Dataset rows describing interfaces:
==========

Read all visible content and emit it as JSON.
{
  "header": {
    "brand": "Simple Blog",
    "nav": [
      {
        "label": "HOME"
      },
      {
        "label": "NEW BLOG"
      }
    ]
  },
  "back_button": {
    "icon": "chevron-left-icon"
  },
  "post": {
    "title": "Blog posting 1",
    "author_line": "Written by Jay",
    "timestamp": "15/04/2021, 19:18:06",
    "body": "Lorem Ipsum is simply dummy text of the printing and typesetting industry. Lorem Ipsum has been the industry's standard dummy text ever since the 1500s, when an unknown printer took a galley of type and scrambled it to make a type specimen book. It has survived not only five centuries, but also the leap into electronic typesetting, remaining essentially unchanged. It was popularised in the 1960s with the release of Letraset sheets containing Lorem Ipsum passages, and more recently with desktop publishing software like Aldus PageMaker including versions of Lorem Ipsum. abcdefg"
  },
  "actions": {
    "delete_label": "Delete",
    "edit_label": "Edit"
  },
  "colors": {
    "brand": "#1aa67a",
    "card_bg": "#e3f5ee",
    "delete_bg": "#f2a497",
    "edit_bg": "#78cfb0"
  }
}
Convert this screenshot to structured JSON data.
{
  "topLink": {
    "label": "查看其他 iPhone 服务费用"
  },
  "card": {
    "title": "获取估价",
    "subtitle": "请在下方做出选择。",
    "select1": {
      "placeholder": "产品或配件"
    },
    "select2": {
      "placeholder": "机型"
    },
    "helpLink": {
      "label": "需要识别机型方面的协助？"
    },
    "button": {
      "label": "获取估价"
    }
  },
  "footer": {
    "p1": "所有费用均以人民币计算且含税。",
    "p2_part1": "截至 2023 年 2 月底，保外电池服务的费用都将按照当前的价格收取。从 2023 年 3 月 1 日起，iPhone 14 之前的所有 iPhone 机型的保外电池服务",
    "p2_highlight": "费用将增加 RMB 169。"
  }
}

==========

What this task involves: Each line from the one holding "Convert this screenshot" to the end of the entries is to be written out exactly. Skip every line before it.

Answer to this exercise:
Convert this screenshot to structured JSON data.
{
  "topLink": {
    "label": "查看其他 iPhone 服务费用"
  },
  "card": {
    "title": "获取估价",
    "subtitle": "请在下方做出选择。",
    "select1": {
      "placeholder": "产品或配件"
    },
    "select2": {
      "placeholder": "机型"
    },
    "helpLink": {
      "label": "需要识别机型方面的协助？"
    },
    "button": {
      "label": "获取估价"
    }
  },
  "footer": {
    "p1": "所有费用均以人民币计算且含税。",
    "p2_part1": "截至 2023 年 2 月底，保外电池服务的费用都将按照当前的价格收取。从 2023 年 3 月 1 日起，iPhone 14 之前的所有 iPhone 机型的保外电池服务",
    "p2_highlight": "费用将增加 RMB 169。"
  }
}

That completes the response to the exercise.